Online pseudonyms are great. You are in complete control of your identity online, but there are several pitfalls I have faced which can be easily avoided if you’re aware of them before choosing an alias.
Long before I was thinking about my personal brand online, my career, or even entering that big scary world of high-school, I quickly learned through narcissism and self obsessed Googling that a lot of Ben Brooks’ existed in the world. Some are novelists, politicians, property managers, and even Australian cyclists who have had far longer to build up their online presence and identity.
Your mother might think you’re one in a million, but that still leaves 7000 people just like you. How do you compete with them for the desperate race to the number one spot on Google?!
Luckily for me, I had the genius idea of using a nickname which nobody else was using. Brilliant in theory, but there were several aspects I didn’t fully think through before diving in and picking one.
Common mistakes when picking a pseudonym
Picking a name that is entirely unpronounceable
Probably my number one regret in picking my “bbrks” nickname. Not even I know how to say it, which can make it quite awkward in phone or face to face conversations, and it usually comes out as a mumble something similar to buh-brooks.
Sure it’s nice and short, but that’s no use if you have to spell it out each time you say it. I usually tell people verbally to visit benbrooks.co.uk, which redirects them here.
Picking a ridiculously unsuitable name
No, your future employer isn’t going to be impressed reading “XxL33TBlazeUp420xX” on your résumé.
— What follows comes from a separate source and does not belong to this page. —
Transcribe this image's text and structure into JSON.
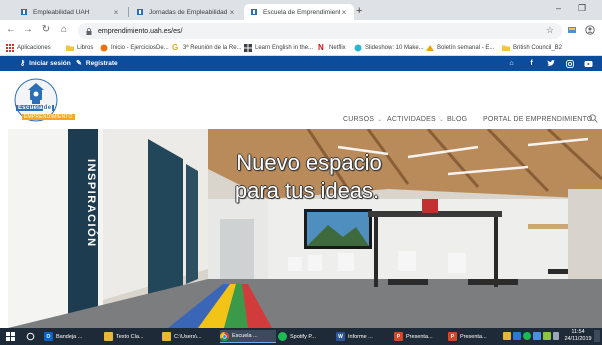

This should be obvious.
Picking an overly job-specific name
Picking a name related to your area of work seems great at first, you want to be the guy known for being an awesome mop bucket designer. But what happens if you decide to change your career path?
Career paths aren’t straight. They aren’t flat. They have peaks, valleys, and go off-piste. Don’t funnel your brand into something you aren’t going to be doing forever.
Don’t be the awesome mop bucket designer trying to be a chef.
Alternatives to pseudonyms
Your real name may be commonly used, but you may have a middle name or two. Those alone can be enough to differentiate you from the other people with an identical name. If you’re after anonymity and separation of your real life self, this may not be for you. But it is an entirely reasonable thing for somebody who is just after uniqueness.
Ben Brooks returns about 90 million results on Google. Not ideal.
Ben Keith Brooks though? Just under 3 million. An impressive reduction. Don’t hide your middle names, embrace them.
I am still undecided on mine, but it’s like the sunk cost fallacy. If you pick a bad name and stick with it based on the amount of effort you’ve sunk into it, you’re going to have a bad time.